== Data records ==
==================================================
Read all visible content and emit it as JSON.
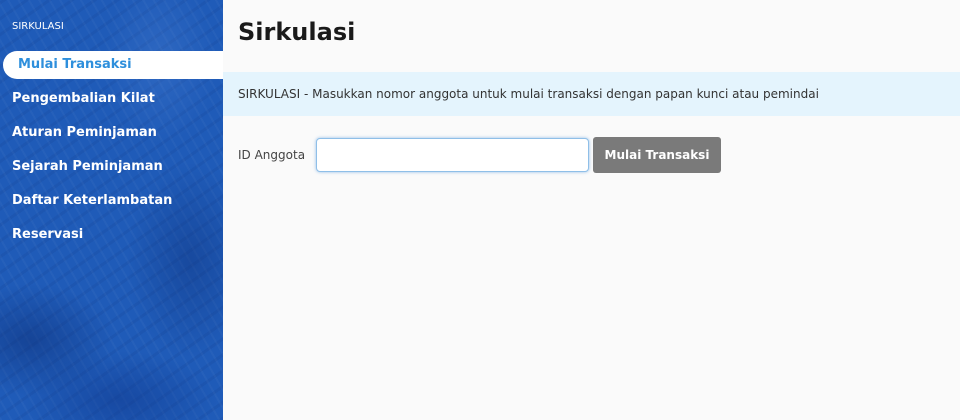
{
  "sidebar": {
    "heading": "SIRKULASI",
    "items": [
      {
        "label": "Mulai Transaksi",
        "active": true
      },
      {
        "label": "Pengembalian Kilat",
        "active": false
      },
      {
        "label": "Aturan Peminjaman",
        "active": false
      },
      {
        "label": "Sejarah Peminjaman",
        "active": false
      },
      {
        "label": "Daftar Keterlambatan",
        "active": false
      },
      {
        "label": "Reservasi",
        "active": false
      }
    ]
  },
  "main": {
    "title": "Sirkulasi",
    "info": "SIRKULASI - Masukkan nomor anggota untuk mulai transaksi dengan papan kunci atau pemindai",
    "form": {
      "label": "ID Anggota",
      "input_value": "",
      "button_label": "Mulai Transaksi"
    }
  },
  "colors": {
    "sidebar_bg": "#1f5bb8",
    "active_text": "#2e8fdc",
    "info_bg": "#e4f4fd",
    "button_bg": "#7a7a7a"
  }
}
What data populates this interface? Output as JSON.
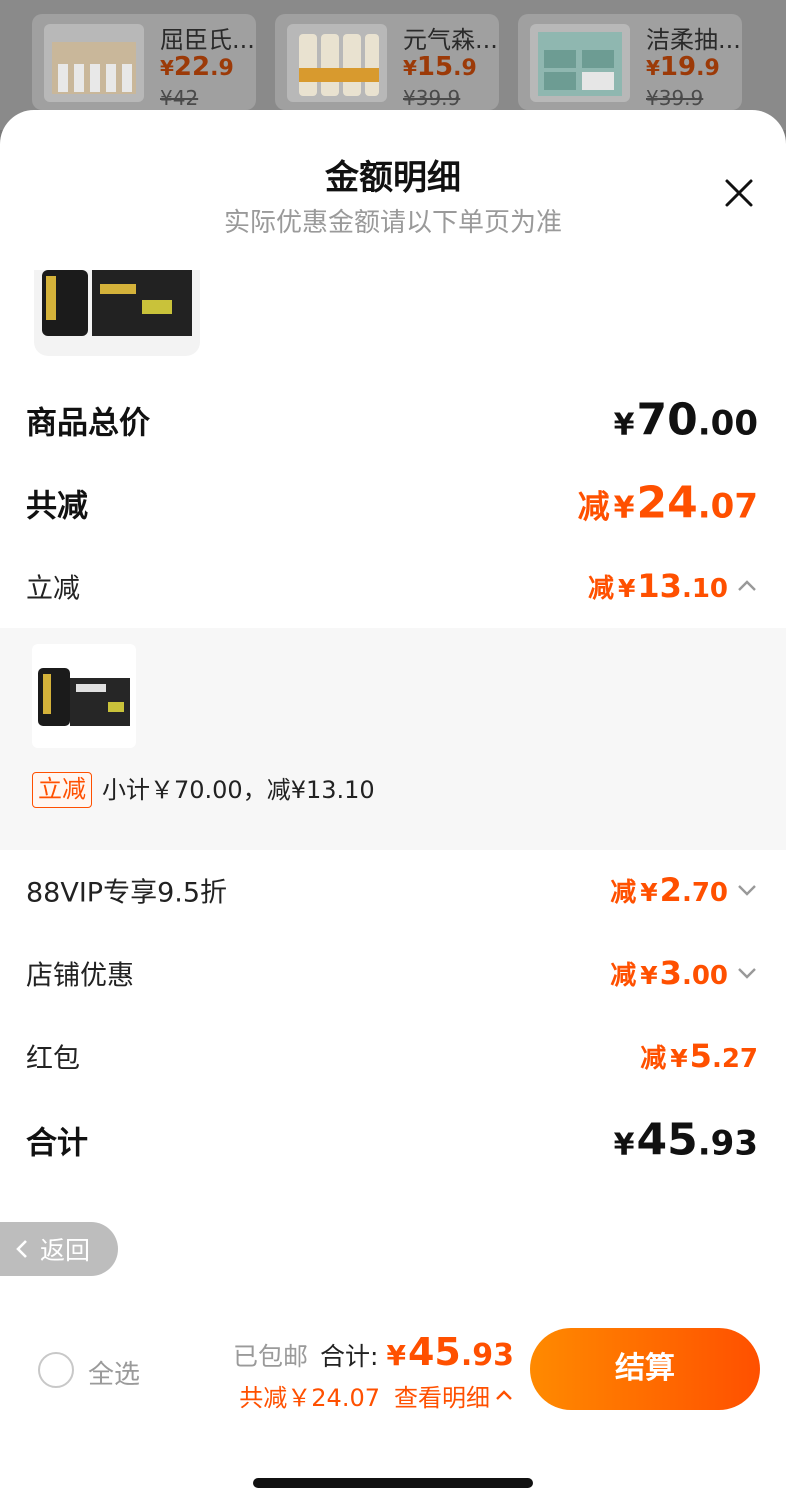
{
  "background_products": [
    {
      "name": "屈臣氏...",
      "price_int": "22",
      "price_dec": ".9",
      "original_price": "¥42"
    },
    {
      "name": "元气森...",
      "price_int": "15",
      "price_dec": ".9",
      "original_price": "¥39.9"
    },
    {
      "name": "洁柔抽...",
      "price_int": "19",
      "price_dec": ".9",
      "original_price": "¥39.9"
    }
  ],
  "currency": "¥",
  "sheet": {
    "title": "金额明细",
    "subtitle": "实际优惠金额请以下单页为准"
  },
  "summary_rows": {
    "goods_total": {
      "label": "商品总价",
      "int": "70",
      "dec": ".00"
    },
    "total_discount": {
      "label": "共减",
      "prefix": "减",
      "int": "24",
      "dec": ".07"
    },
    "instant_discount": {
      "label": "立减",
      "prefix": "减",
      "int": "13",
      "dec": ".10"
    },
    "vip_discount": {
      "label": "88VIP专享9.5折",
      "prefix": "减",
      "int": "2",
      "dec": ".70"
    },
    "store_discount": {
      "label": "店铺优惠",
      "prefix": "减",
      "int": "3",
      "dec": ".00"
    },
    "red_packet": {
      "label": "红包",
      "prefix": "减",
      "int": "5",
      "dec": ".27"
    },
    "total": {
      "label": "合计",
      "int": "45",
      "dec": ".93"
    }
  },
  "instant_detail": {
    "tag": "立减",
    "text": "小计￥70.00，减¥13.10"
  },
  "back_label": "返回",
  "bottom_bar": {
    "select_all": "全选",
    "free_shipping": "已包邮",
    "total_label": "合计:",
    "total_int": "45",
    "total_dec": ".93",
    "discount_text": "共减￥24.07",
    "view_detail": "查看明细",
    "checkout": "结算"
  },
  "colors": {
    "accent": "#ff5000",
    "checkout_gradient_start": "#ff8a00",
    "checkout_gradient_end": "#ff5000"
  }
}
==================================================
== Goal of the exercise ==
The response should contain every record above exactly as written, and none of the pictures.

== Exercise answer ==
Read all visible content and emit it as JSON.
{
  "sidebar": {
    "heading": "SIRKULASI",
    "items": [
      {
        "label": "Mulai Transaksi",
        "active": true
      },
      {
        "label": "Pengembalian Kilat",
        "active": false
      },
      {
        "label": "Aturan Peminjaman",
        "active": false
      },
      {
        "label": "Sejarah Peminjaman",
        "active": false
      },
      {
        "label": "Daftar Keterlambatan",
        "active": false
      },
      {
        "label": "Reservasi",
        "active": false
      }
    ]
  },
  "main": {
    "title": "Sirkulasi",
    "info": "SIRKULASI - Masukkan nomor anggota untuk mulai transaksi dengan papan kunci atau pemindai",
    "form": {
      "label": "ID Anggota",
      "input_value": "",
      "button_label": "Mulai Transaksi"
    }
  },
  "colors": {
    "sidebar_bg": "#1f5bb8",
    "active_text": "#2e8fdc",
    "info_bg": "#e4f4fd",
    "button_bg": "#7a7a7a"
  }
}
What data populates this interface? Output as JSON.
{
  "background_products": [
    {
      "name": "屈臣氏...",
      "price_int": "22",
      "price_dec": ".9",
      "original_price": "¥42"
    },
    {
      "name": "元气森...",
      "price_int": "15",
      "price_dec": ".9",
      "original_price": "¥39.9"
    },
    {
      "name": "洁柔抽...",
      "price_int": "19",
      "price_dec": ".9",
      "original_price": "¥39.9"
    }
  ],
  "currency": "¥",
  "sheet": {
    "title": "金额明细",
    "subtitle": "实际优惠金额请以下单页为准"
  },
  "summary_rows": {
    "goods_total": {
      "label": "商品总价",
      "int": "70",
      "dec": ".00"
    },
    "total_discount": {
      "label": "共减",
      "prefix": "减",
      "int": "24",
      "dec": ".07"
    },
    "instant_discount": {
      "label": "立减",
      "prefix": "减",
      "int": "13",
      "dec": ".10"
    },
    "vip_discount": {
      "label": "88VIP专享9.5折",
      "prefix": "减",
      "int": "2",
      "dec": ".70"
    },
    "store_discount": {
      "label": "店铺优惠",
      "prefix": "减",
      "int": "3",
      "dec": ".00"
    },
    "red_packet": {
      "label": "红包",
      "prefix": "减",
      "int": "5",
      "dec": ".27"
    },
    "total": {
      "label": "合计",
      "int": "45",
      "dec": ".93"
    }
  },
  "instant_detail": {
    "tag": "立减",
    "text": "小计￥70.00，减¥13.10"
  },
  "back_label": "返回",
  "bottom_bar": {
    "select_all": "全选",
    "free_shipping": "已包邮",
    "total_label": "合计:",
    "total_int": "45",
    "total_dec": ".93",
    "discount_text": "共减￥24.07",
    "view_detail": "查看明细",
    "checkout": "结算"
  },
  "colors": {
    "accent": "#ff5000",
    "checkout_gradient_start": "#ff8a00",
    "checkout_gradient_end": "#ff5000"
  }
}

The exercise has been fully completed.